↓

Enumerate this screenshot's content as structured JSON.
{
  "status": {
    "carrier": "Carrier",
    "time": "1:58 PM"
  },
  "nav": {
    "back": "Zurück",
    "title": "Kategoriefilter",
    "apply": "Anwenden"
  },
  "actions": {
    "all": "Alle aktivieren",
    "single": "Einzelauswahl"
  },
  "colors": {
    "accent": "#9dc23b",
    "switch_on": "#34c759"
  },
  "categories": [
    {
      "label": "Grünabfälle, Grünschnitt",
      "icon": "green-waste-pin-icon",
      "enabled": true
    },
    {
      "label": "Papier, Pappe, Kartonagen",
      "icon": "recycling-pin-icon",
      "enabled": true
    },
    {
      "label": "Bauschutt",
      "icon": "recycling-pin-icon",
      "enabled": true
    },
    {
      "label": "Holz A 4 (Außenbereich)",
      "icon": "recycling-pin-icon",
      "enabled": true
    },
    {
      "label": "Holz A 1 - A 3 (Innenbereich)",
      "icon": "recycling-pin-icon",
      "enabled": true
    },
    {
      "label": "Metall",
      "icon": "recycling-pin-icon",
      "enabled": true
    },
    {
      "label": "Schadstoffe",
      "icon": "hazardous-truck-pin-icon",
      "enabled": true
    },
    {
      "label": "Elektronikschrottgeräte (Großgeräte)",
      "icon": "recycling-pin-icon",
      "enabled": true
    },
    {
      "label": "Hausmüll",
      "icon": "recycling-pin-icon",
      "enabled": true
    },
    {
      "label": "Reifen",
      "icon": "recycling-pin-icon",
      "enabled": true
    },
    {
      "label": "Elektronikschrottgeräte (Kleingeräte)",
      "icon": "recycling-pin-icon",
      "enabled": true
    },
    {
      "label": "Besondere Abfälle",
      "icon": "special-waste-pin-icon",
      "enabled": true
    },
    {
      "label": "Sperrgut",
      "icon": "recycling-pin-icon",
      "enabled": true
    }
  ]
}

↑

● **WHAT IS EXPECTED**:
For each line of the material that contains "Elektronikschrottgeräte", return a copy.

● **WRITTEN RESPONSE**:
      "label": "Elektronikschrottgeräte (Großgeräte)",
      "label": "Elektronikschrottgeräte (Kleingeräte)",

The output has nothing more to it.